◆ **What is required**
The reply must be the number of lines in the following material that include the word "structure", and nothing more.

◆ **Dataset excerpts**
▬▬▬
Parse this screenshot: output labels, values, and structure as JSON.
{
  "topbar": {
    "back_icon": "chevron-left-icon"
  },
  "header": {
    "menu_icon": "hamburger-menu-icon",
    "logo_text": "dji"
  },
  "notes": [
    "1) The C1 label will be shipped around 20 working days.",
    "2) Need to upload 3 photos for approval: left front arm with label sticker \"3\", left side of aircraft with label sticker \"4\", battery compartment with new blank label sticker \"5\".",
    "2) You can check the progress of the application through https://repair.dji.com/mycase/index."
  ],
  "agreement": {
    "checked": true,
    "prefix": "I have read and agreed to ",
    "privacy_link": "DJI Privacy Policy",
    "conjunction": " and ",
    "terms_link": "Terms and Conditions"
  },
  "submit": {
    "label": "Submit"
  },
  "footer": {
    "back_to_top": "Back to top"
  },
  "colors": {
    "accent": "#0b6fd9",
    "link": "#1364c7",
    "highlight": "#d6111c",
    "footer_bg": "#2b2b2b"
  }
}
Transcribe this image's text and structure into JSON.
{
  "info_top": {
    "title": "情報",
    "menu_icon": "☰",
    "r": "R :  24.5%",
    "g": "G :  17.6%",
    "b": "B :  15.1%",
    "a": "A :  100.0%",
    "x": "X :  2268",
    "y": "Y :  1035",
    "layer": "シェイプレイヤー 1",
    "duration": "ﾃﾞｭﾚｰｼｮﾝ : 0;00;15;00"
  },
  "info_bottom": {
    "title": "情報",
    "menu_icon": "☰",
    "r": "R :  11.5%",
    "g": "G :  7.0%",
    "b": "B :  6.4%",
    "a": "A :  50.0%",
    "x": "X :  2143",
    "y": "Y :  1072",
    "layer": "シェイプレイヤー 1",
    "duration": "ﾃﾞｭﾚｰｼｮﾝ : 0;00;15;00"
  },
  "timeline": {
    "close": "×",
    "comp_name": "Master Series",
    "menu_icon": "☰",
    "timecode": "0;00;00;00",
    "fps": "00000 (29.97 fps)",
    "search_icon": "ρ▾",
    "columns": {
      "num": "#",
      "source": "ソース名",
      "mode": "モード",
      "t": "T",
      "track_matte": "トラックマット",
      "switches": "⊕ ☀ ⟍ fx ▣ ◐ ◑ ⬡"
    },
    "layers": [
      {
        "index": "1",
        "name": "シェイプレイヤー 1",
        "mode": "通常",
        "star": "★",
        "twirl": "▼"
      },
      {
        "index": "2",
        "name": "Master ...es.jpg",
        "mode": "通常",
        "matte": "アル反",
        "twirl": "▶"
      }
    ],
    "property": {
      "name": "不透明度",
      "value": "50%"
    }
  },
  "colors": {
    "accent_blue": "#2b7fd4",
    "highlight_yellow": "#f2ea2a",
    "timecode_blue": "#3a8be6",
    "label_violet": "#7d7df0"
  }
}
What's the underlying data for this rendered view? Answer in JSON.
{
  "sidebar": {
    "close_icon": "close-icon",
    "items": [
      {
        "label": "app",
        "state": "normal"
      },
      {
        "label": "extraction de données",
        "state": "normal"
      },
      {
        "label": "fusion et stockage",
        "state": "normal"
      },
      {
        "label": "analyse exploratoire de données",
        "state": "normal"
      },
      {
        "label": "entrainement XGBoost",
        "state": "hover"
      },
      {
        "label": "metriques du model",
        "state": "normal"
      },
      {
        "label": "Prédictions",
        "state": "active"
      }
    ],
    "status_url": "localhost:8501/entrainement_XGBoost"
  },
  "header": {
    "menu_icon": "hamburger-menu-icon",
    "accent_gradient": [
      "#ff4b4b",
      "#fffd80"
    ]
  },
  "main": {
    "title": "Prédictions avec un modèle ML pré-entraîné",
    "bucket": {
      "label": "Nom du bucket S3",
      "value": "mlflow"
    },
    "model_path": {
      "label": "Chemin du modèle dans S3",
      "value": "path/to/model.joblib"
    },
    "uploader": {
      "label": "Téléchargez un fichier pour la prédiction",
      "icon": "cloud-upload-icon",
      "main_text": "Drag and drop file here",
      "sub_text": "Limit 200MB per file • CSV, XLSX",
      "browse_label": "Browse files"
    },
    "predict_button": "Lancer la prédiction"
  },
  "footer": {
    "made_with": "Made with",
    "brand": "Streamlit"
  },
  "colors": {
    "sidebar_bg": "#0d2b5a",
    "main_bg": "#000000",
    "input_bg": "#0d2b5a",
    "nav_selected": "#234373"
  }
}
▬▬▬
◆ **Written response**
2